(Dataset records Opens)

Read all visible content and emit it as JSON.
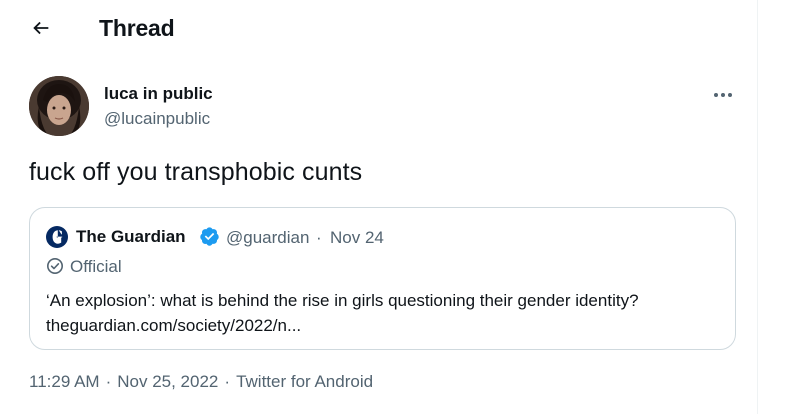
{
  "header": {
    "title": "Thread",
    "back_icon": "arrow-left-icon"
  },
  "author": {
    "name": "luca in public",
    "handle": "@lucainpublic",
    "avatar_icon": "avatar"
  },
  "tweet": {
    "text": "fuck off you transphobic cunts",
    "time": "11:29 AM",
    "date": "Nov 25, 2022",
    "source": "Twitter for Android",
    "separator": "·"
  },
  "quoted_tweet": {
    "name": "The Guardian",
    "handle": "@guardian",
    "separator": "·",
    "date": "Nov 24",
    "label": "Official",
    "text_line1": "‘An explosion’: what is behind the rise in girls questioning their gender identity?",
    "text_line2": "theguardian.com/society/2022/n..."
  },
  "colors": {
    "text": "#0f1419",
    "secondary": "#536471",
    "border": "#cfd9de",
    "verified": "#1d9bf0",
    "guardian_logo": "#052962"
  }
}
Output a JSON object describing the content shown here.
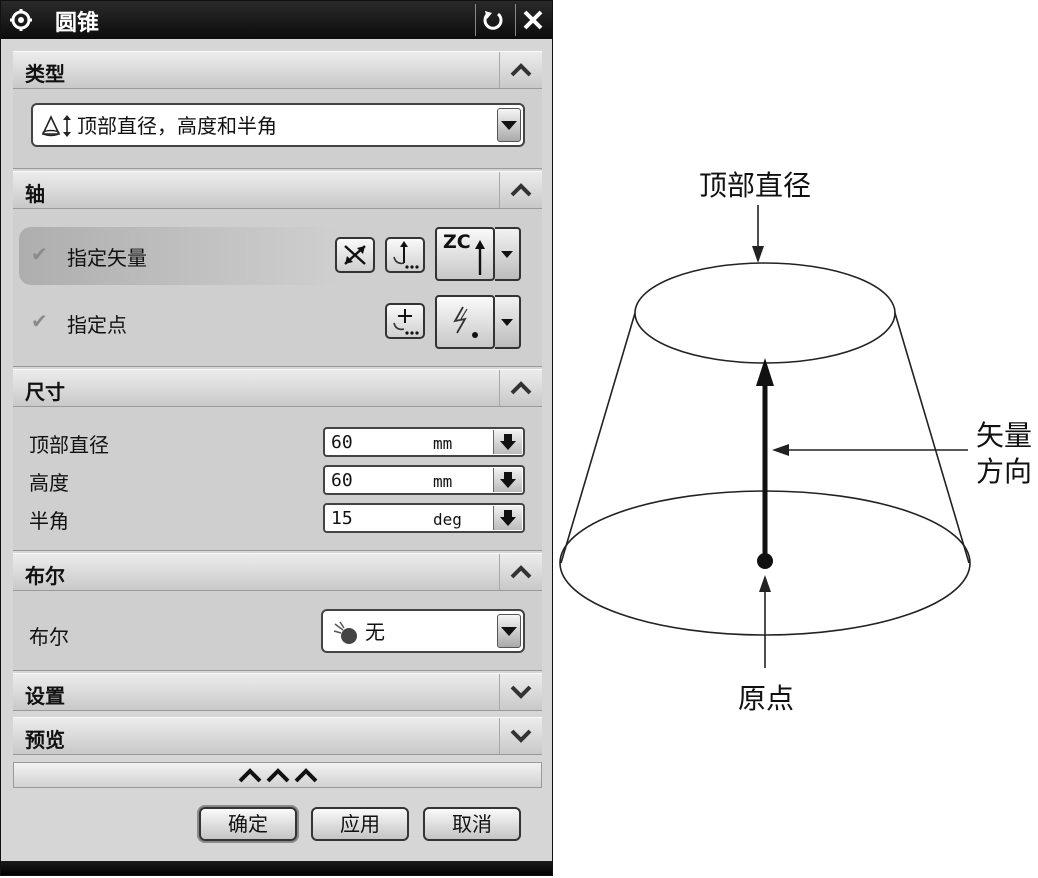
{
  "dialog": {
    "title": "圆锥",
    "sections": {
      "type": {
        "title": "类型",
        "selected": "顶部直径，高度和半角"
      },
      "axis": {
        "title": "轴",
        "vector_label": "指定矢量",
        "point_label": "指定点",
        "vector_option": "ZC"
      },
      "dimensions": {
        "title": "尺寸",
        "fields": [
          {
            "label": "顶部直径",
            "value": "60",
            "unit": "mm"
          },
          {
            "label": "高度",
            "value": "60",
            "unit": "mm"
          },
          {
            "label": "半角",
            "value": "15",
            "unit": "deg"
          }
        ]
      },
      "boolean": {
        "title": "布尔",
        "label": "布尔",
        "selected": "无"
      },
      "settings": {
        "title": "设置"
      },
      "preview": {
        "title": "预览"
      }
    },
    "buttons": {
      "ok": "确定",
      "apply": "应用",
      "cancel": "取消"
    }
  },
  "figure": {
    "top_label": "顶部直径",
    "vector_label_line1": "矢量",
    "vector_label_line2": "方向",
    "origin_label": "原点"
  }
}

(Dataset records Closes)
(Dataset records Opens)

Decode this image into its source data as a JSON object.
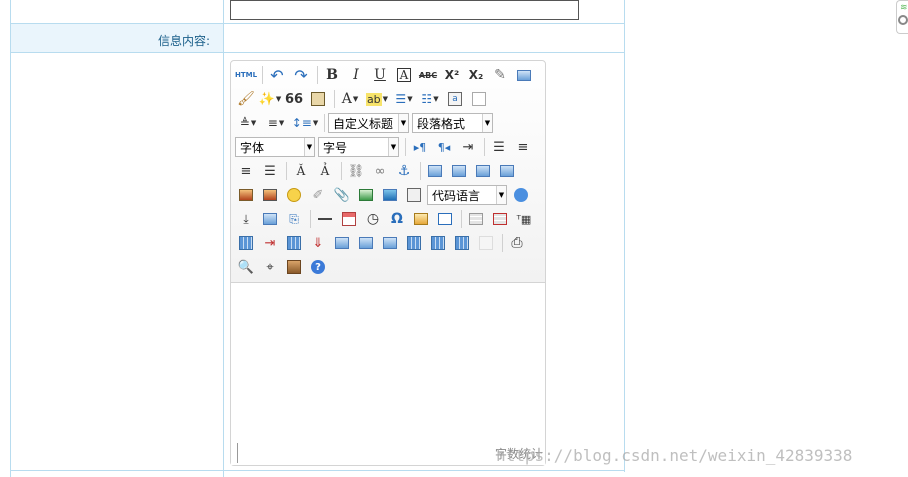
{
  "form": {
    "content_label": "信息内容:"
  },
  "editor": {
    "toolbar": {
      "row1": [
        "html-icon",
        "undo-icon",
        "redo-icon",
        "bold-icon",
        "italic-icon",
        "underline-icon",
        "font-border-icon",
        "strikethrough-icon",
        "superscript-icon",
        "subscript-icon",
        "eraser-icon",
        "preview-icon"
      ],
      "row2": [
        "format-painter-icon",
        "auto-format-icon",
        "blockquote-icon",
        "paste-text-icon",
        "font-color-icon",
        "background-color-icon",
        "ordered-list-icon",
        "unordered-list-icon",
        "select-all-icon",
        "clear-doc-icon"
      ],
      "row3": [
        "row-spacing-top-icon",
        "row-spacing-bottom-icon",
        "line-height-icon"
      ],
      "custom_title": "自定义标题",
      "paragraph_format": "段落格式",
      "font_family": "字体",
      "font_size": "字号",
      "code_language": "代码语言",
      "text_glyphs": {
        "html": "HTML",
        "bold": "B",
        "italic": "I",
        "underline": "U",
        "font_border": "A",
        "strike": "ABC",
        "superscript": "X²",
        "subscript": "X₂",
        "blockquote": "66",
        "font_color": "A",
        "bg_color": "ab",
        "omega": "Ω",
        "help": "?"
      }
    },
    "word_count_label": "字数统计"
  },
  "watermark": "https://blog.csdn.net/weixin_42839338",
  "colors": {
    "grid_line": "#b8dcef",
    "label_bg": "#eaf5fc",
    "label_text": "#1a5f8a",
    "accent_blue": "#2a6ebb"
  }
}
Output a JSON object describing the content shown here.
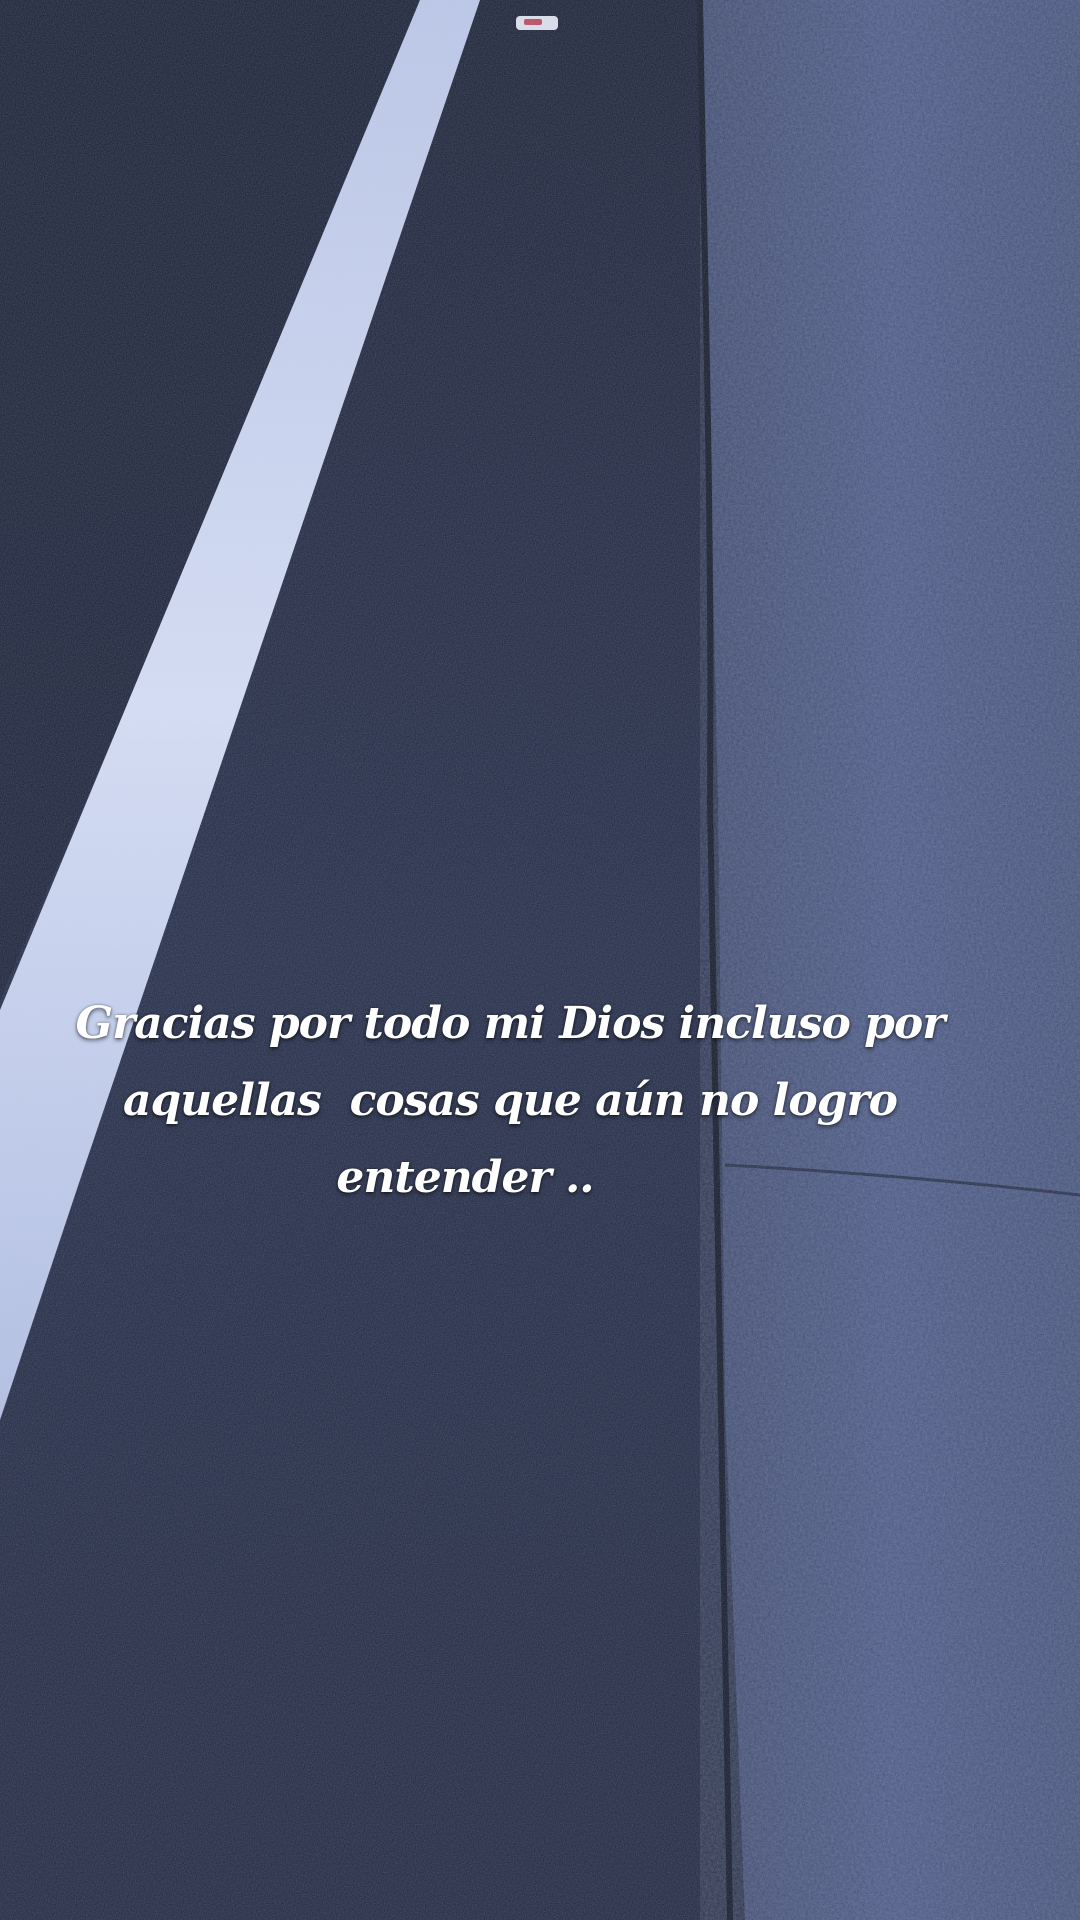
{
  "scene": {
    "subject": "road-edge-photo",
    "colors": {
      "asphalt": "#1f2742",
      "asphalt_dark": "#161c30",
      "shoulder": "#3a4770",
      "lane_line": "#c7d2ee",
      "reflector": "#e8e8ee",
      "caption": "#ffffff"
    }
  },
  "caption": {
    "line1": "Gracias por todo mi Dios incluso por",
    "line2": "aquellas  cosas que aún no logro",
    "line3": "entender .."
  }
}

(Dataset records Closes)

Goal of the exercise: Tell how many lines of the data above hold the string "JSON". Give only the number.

Problem solution: 4